Emily Ratajkowski on the depressing downside of being a "sexy" Hollywood star.

Ask anyone who Emily Ratajkowski is, and most will say model, some will say actress, and a solid portion will say the girl from the Blurred Lines film clip.

It is an unfortunate, but perhaps inevitable, result of the way in which Ratajkowski quite literally burst onto our radar. One minute the-then 22-year-old was largely anonymous; the next, dancing nearly naked on the most-viewed film clip of 2013.

Since that now infamous clip, Ratajkowski has worked hard at ensuring her voice is as loud and articulate as her looks well-known.

And in her time trying to crack into Hollywood, her status as a sex symbol — Ratajkowski has topped many-a-sexiest-woman list — has been a hindrance as much as a help.

A photo posted by Emily Ratajkowski (@emrata) on


In an interview with Fairfax released on Sunday, Ratajkowski recognises the downsides of having a reputation as a “sexy” actress.

“It’s an interesting paradox. If you’re a sexy actress it’s hard to get serious roles. You get offered the same thing that they’ve seen you in,” she tells Fairfax.

“People are like sheep and they’re like, ‘Oh, that’s what she does well.’ What’s so dumb is that women are 50 per cent of the population and they want to spend money to see movies where they’re portrayed as three-dimensional characters.” (Post continues after gallery.)


It’s certainly not the first time Ratajkowski has sought to start conversations about the cross-over between being sexy and taken seriously.

Writing for Glamour in October last year, the model resented how underestimated sexy women can be.

“Our society tells women we can’t be, say, sexy and confident and opinionated about politics. This would allow us too much power,” she wrote.

A photo posted by Emily Ratajkowski (@emrata) on


“Instead our society asks us to declare and defend our motivations, which makes us second-guess them, all while men do what they please without question.”

Before that, in July, Ratajkowski wrote for Lena Dunham’s Lenny Letter: “You know, when Lena Dunham takes her clothes off, she gets flack, but it’s also considered brave; when Justin Bieber takes his shirt off, he’s a grown-up. But when a woman who is sexual takes off her top, it plays into something.”

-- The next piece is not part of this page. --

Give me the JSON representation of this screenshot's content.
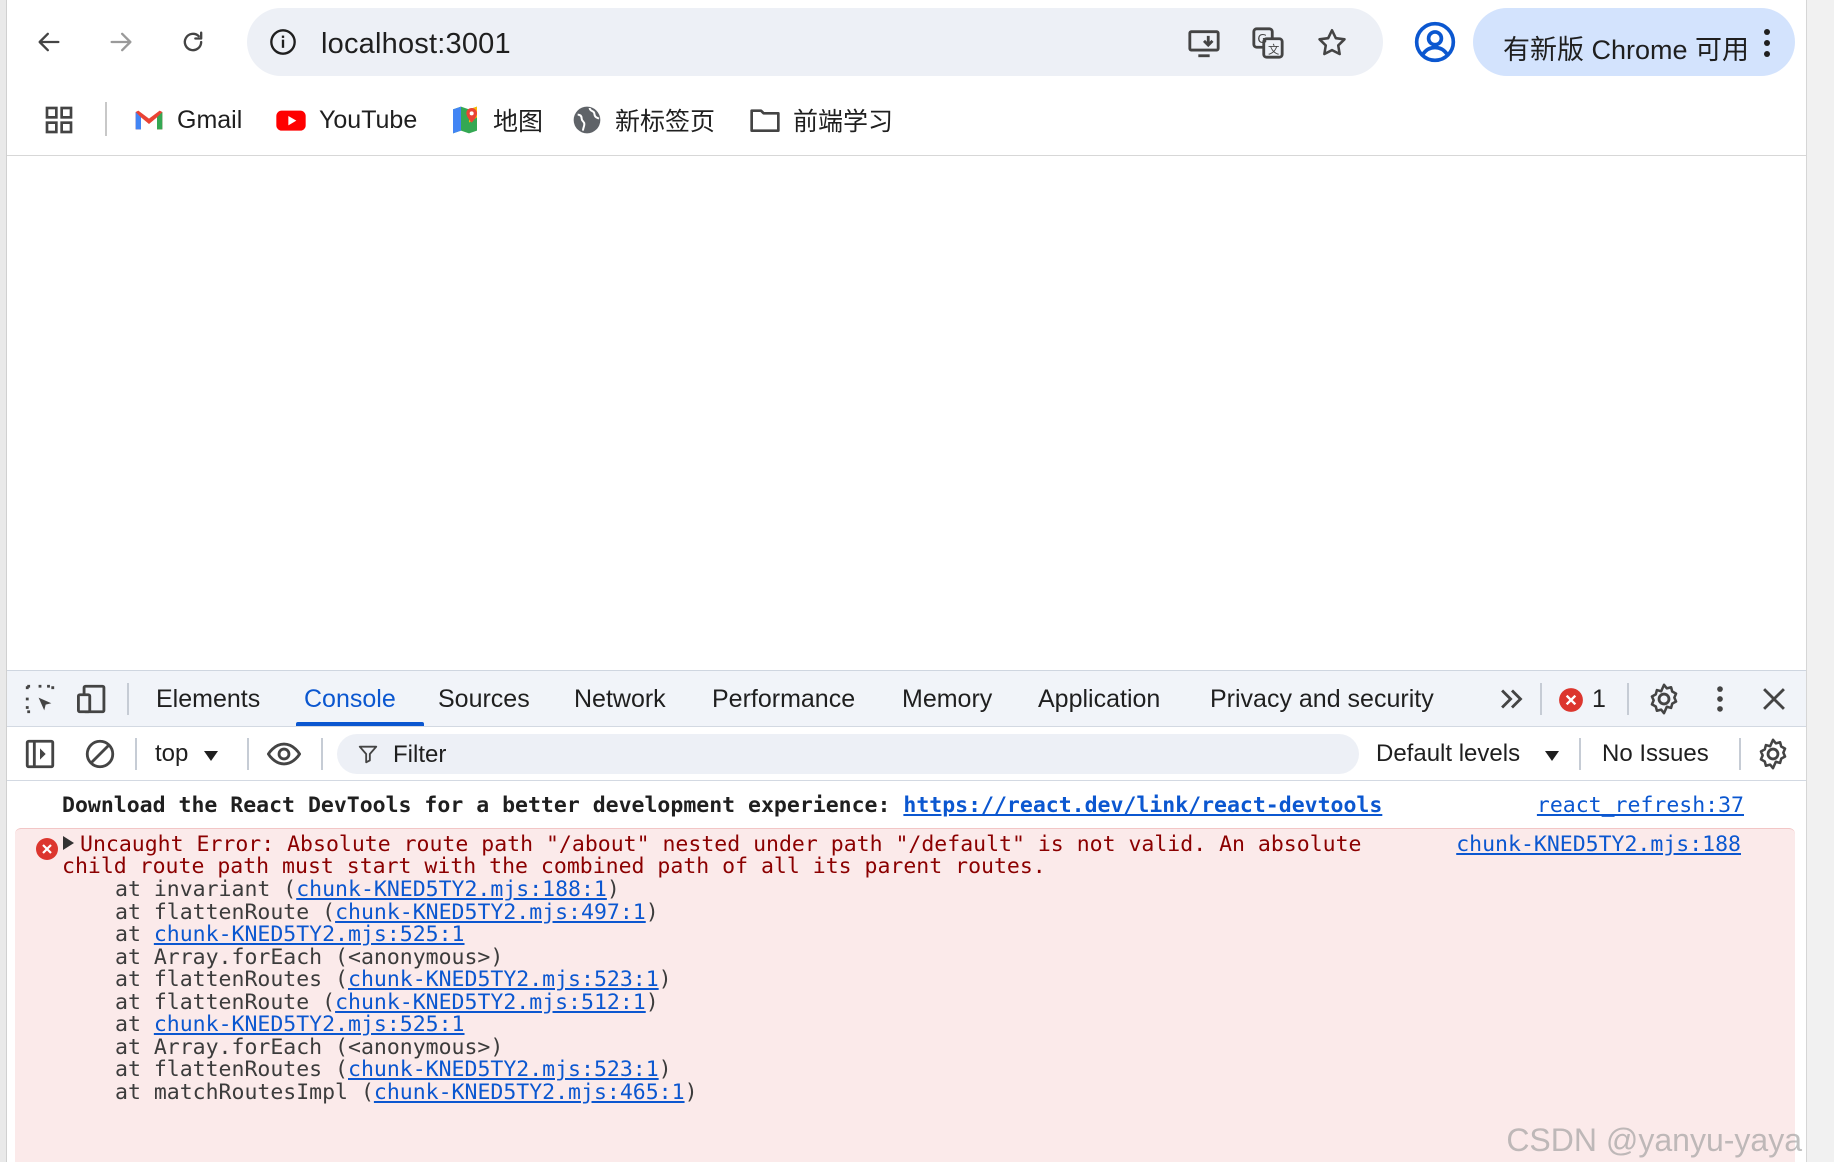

From all accounts, it’s not the first time we’ve heard an impassioned Ratajkowski push for a more universal understanding that women can, and will, be versatile. And it won’t be the last.